Strata Components
CP1.1 and CP1.2 Paratacamite, Atacamite (Cu2Cl(OH)3)
CP2 Paratacamite, Atacamite (Cu2Cl(OH)3)
CP4 Cuprite (Cu2O), Tenorite (CuO)
CP6 Chalconatronite (Na2Cu(CO3)2·3H2O)

Table 2: Chemical composition of the corrosion products. Analytical method: XRD.

The corrosion layers are thick and very hard due to the burial context which was probably rich in chlorides.
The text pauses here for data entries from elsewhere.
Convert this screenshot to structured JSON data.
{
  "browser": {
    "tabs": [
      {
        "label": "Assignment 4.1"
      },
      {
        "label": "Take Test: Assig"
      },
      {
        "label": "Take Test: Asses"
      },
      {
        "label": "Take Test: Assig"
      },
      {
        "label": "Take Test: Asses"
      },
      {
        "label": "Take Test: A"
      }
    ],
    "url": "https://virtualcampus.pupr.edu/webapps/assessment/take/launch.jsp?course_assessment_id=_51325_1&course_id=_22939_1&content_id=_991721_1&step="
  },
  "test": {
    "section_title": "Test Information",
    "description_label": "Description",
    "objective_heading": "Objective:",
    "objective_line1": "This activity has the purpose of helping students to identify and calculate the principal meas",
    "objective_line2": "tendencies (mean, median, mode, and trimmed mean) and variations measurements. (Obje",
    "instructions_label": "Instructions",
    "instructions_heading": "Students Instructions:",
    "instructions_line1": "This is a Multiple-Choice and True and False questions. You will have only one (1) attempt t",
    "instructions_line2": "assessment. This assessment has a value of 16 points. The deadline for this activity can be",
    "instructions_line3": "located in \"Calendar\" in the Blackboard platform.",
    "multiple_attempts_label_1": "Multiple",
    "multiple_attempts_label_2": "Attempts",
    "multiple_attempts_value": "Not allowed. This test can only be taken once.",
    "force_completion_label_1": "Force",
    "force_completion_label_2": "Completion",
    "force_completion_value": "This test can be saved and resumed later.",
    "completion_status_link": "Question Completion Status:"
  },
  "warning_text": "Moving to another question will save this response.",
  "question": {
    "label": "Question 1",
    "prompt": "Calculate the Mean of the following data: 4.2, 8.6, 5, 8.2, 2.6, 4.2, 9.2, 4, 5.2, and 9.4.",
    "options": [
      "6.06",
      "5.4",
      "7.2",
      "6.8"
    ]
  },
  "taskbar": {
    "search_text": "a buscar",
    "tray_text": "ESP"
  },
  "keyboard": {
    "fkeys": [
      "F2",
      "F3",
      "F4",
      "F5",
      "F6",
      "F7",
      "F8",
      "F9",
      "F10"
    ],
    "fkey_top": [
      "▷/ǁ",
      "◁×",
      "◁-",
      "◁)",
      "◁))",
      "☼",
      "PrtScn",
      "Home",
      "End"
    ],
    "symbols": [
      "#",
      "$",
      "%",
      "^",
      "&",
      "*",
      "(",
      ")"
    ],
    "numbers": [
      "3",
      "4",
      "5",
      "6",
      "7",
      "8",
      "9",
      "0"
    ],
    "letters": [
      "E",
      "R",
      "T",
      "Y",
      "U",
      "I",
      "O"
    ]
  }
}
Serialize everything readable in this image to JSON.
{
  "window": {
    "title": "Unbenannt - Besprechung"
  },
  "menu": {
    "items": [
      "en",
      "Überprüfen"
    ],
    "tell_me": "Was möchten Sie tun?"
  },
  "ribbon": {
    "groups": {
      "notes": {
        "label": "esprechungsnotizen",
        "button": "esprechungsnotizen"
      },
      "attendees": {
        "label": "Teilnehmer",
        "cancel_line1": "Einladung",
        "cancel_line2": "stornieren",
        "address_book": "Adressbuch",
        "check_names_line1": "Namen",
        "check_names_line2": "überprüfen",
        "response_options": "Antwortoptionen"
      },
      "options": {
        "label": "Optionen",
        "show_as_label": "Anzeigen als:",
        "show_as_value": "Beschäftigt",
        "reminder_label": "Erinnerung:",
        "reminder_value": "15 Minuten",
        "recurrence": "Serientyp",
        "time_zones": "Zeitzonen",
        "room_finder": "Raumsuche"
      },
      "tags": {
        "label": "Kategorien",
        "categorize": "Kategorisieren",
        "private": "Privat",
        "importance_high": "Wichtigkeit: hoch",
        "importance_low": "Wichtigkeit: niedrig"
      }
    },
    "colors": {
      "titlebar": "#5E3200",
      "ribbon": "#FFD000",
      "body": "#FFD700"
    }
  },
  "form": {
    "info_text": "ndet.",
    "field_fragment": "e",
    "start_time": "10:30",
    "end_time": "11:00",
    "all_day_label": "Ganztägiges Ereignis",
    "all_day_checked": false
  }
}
From the top to the bottom of the corrosion layers, there is a large amount of dark and light green corrosion product identified as copper oxychlorides followed by a layer of red corrosion product identified as copper oxide (cuprite) and a dark red corrosion layer identified as copper oxide (tenorite). In certain localised areas we were able to identify chalconatronite, a light blue corrosion product typically formed by natron salt from the Egyptian soil. Due to the presence of manufacturing traces and engravings, the limit of the original surface is localised mainly in the dark red corrosion layer. In certain areas there are remains of gilding-foil identified as gold by XRF elemental analysis. The foil is preserved on the top of the corrosion layer. Because gold is a noble metal, it had not corroded and was lifted by the corrosion products of the copper alloy. Thus, the limit of the original surface is displaced in some areas (Fig. 6, see limitos).

Thanks to the observation of the broken edge and the tomography we are able to determine that the remaining metal is well preserved. The alloy was identified by XRF as a leaded copper alloy.

The corrosion stratigraphy and the presence of a large amount of dark and light green powdery corrosion product identified as copper chlorides indicate a Robbiola Type 2 corrosion. In some areas the limit of the original surface is well preserved and reveals a highly decorated surface. In other areas the latter did not survive and was replaced by structural voids or porous red-green corrosion products. The nature of the different corrosions products and the metal, match with what was found in other studies of Egyptian bronzes (Scott and Swartz, 2002; Gouda et al., 2012). Concerning the presence of tenorite on the original surface, tenorite generally forms if the object is exposed to high temperature or if it was intentionally heated to patinate the surface. In ancient Egyptian, heat was typically used to obtain black bronze. Tenorite is known as a corrosion product on other Egyptian black bronzes (Mohammed and Darweesh, 2012). It is likely that the Aegis has been artificially patinated. The fact that it was most certainly partly gilded reinforces this hypothesis to reach colour contrasts.

References object

Scott et Swartz, 2002: Scott, David et Swartz Dodd, Lynn. "Examination, conservation and analysis of a gilded Egyptian Osiris". Journal of Cultural Heritage, 3, 2002, p.333-345.

Gouda et al., 2012: Gouda, V.K. et al. “Characterization of Egyptian bronze archaeological artifacts”. Surf. Interface Anal., 44, 2012, p.1338-1345.

Mohammed et Darweesh, 2012: Mohammed, W. et Darweesh.S. "Ancient Egyptian Black-Patinated Copper alloys". Archaeometry, 54, 2012, p.175-192.